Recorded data
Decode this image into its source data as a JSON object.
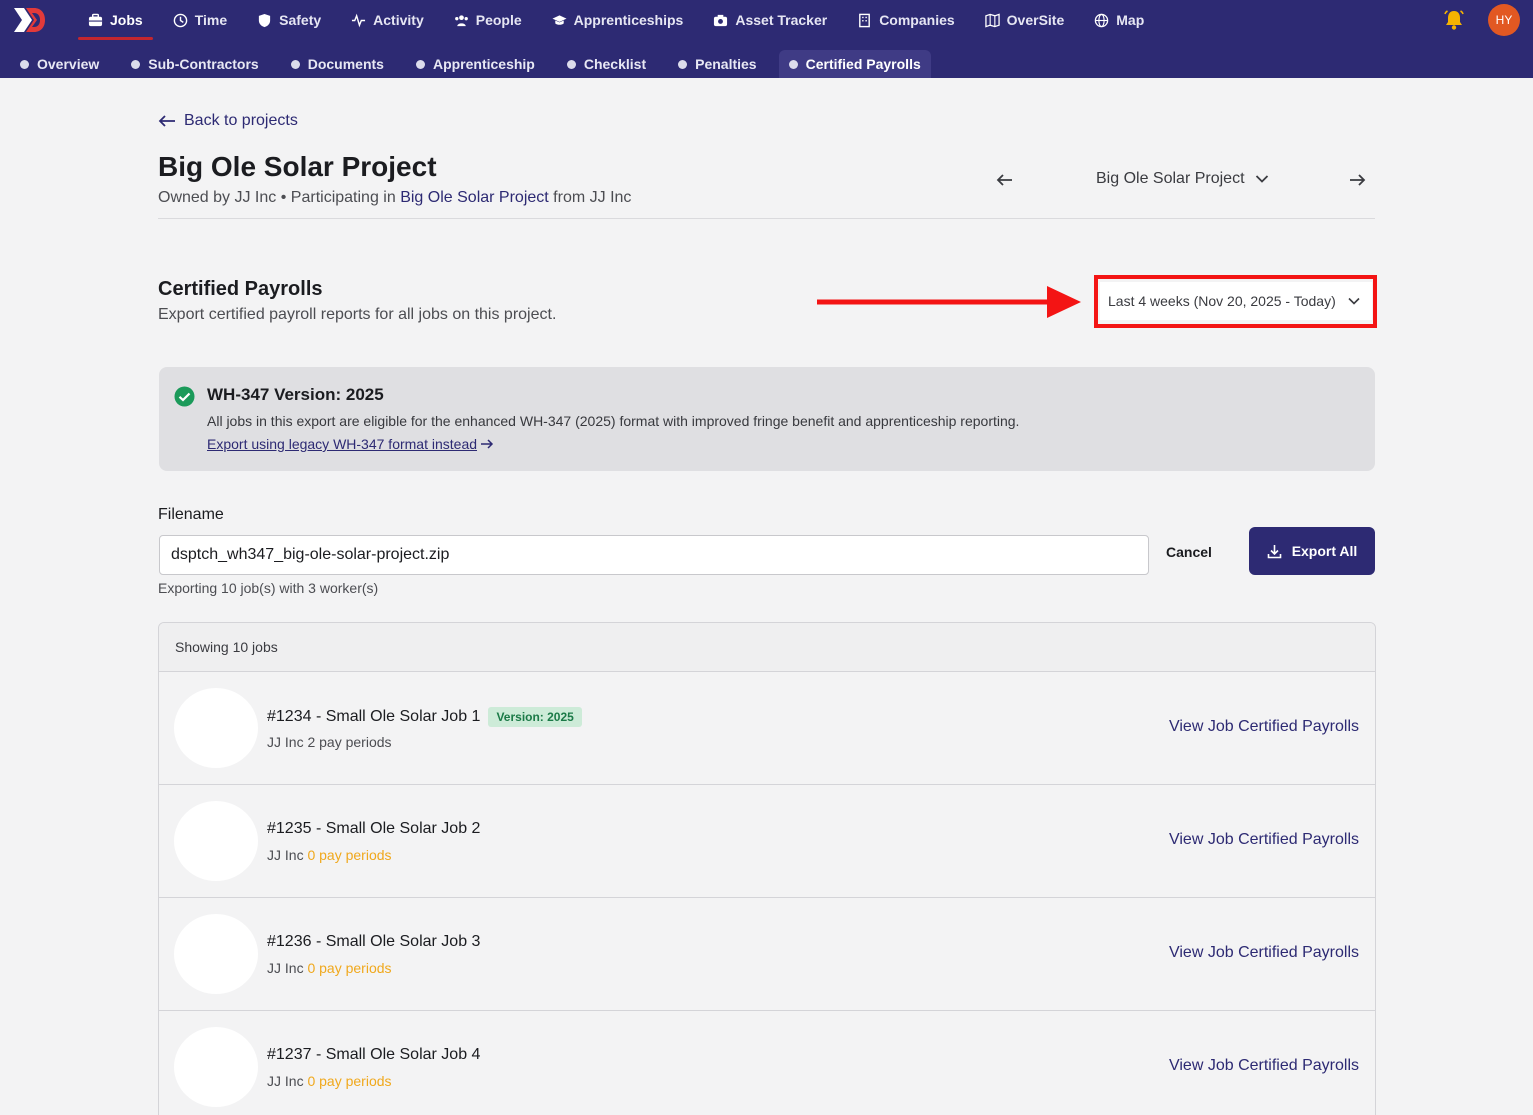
{
  "nav": {
    "primary": [
      {
        "label": "Jobs",
        "icon": "briefcase-icon",
        "active": true
      },
      {
        "label": "Time",
        "icon": "clock-icon"
      },
      {
        "label": "Safety",
        "icon": "shield-icon"
      },
      {
        "label": "Activity",
        "icon": "activity-icon"
      },
      {
        "label": "People",
        "icon": "people-icon"
      },
      {
        "label": "Apprenticeships",
        "icon": "graduation-cap-icon"
      },
      {
        "label": "Asset Tracker",
        "icon": "camera-icon"
      },
      {
        "label": "Companies",
        "icon": "building-icon"
      },
      {
        "label": "OverSite",
        "icon": "map-book-icon"
      },
      {
        "label": "Map",
        "icon": "globe-icon"
      }
    ],
    "secondary": [
      "Overview",
      "Sub-Contractors",
      "Documents",
      "Apprenticeship",
      "Checklist",
      "Penalties",
      "Certified Payrolls"
    ],
    "avatar_initials": "HY"
  },
  "header": {
    "back_label": "Back to projects",
    "title": "Big Ole Solar Project",
    "owned_by": "Owned by JJ Inc",
    "bullet": "•",
    "participating_prefix": "Participating in",
    "participating_project": "Big Ole Solar Project",
    "participating_suffix": "from JJ Inc",
    "project_select": "Big Ole Solar Project"
  },
  "section": {
    "title": "Certified Payrolls",
    "description": "Export certified payroll reports for all jobs on this project.",
    "date_range": "Last 4 weeks (Nov 20, 2025 - Today)"
  },
  "info": {
    "title": "WH-347 Version: 2025",
    "text": "All jobs in this export are eligible for the enhanced WH-347 (2025) format with improved fringe benefit and apprenticeship reporting.",
    "link": "Export using legacy WH-347 format instead"
  },
  "export": {
    "filename_label": "Filename",
    "filename": "dsptch_wh347_big-ole-solar-project.zip",
    "summary": "Exporting 10 job(s) with 3 worker(s)",
    "cancel": "Cancel",
    "export_all": "Export All"
  },
  "jobs": {
    "header": "Showing 10 jobs",
    "link_label": "View Job Certified Payrolls",
    "rows": [
      {
        "title": "#1234 - Small Ole Solar Job 1",
        "badge": "Version: 2025",
        "company": "JJ Inc",
        "pay_periods": "2 pay periods"
      },
      {
        "title": "#1235 - Small Ole Solar Job 2",
        "badge": "",
        "company": "JJ Inc",
        "pay_periods": "0 pay periods"
      },
      {
        "title": "#1236 - Small Ole Solar Job 3",
        "badge": "",
        "company": "JJ Inc",
        "pay_periods": "0 pay periods"
      },
      {
        "title": "#1237 - Small Ole Solar Job 4",
        "badge": "",
        "company": "JJ Inc",
        "pay_periods": "0 pay periods"
      }
    ]
  },
  "colors": {
    "nav_bg": "#2d2a73",
    "accent_red": "#f31414",
    "warning": "#f0a81c",
    "success": "#1b9a5a"
  }
}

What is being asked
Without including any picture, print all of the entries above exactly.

Task output
Decode this image into its source data as a JSON object.
{
  "nav": {
    "primary": [
      {
        "label": "Jobs",
        "icon": "briefcase-icon",
        "active": true
      },
      {
        "label": "Time",
        "icon": "clock-icon"
      },
      {
        "label": "Safety",
        "icon": "shield-icon"
      },
      {
        "label": "Activity",
        "icon": "activity-icon"
      },
      {
        "label": "People",
        "icon": "people-icon"
      },
      {
        "label": "Apprenticeships",
        "icon": "graduation-cap-icon"
      },
      {
        "label": "Asset Tracker",
        "icon": "camera-icon"
      },
      {
        "label": "Companies",
        "icon": "building-icon"
      },
      {
        "label": "OverSite",
        "icon": "map-book-icon"
      },
      {
        "label": "Map",
        "icon": "globe-icon"
      }
    ],
    "secondary": [
      "Overview",
      "Sub-Contractors",
      "Documents",
      "Apprenticeship",
      "Checklist",
      "Penalties",
      "Certified Payrolls"
    ],
    "avatar_initials": "HY"
  },
  "header": {
    "back_label": "Back to projects",
    "title": "Big Ole Solar Project",
    "owned_by": "Owned by JJ Inc",
    "bullet": "•",
    "participating_prefix": "Participating in",
    "participating_project": "Big Ole Solar Project",
    "participating_suffix": "from JJ Inc",
    "project_select": "Big Ole Solar Project"
  },
  "section": {
    "title": "Certified Payrolls",
    "description": "Export certified payroll reports for all jobs on this project.",
    "date_range": "Last 4 weeks (Nov 20, 2025 - Today)"
  },
  "info": {
    "title": "WH-347 Version: 2025",
    "text": "All jobs in this export are eligible for the enhanced WH-347 (2025) format with improved fringe benefit and apprenticeship reporting.",
    "link": "Export using legacy WH-347 format instead"
  },
  "export": {
    "filename_label": "Filename",
    "filename": "dsptch_wh347_big-ole-solar-project.zip",
    "summary": "Exporting 10 job(s) with 3 worker(s)",
    "cancel": "Cancel",
    "export_all": "Export All"
  },
  "jobs": {
    "header": "Showing 10 jobs",
    "link_label": "View Job Certified Payrolls",
    "rows": [
      {
        "title": "#1234 - Small Ole Solar Job 1",
        "badge": "Version: 2025",
        "company": "JJ Inc",
        "pay_periods": "2 pay periods"
      },
      {
        "title": "#1235 - Small Ole Solar Job 2",
        "badge": "",
        "company": "JJ Inc",
        "pay_periods": "0 pay periods"
      },
      {
        "title": "#1236 - Small Ole Solar Job 3",
        "badge": "",
        "company": "JJ Inc",
        "pay_periods": "0 pay periods"
      },
      {
        "title": "#1237 - Small Ole Solar Job 4",
        "badge": "",
        "company": "JJ Inc",
        "pay_periods": "0 pay periods"
      }
    ]
  },
  "colors": {
    "nav_bg": "#2d2a73",
    "accent_red": "#f31414",
    "warning": "#f0a81c",
    "success": "#1b9a5a"
  }
}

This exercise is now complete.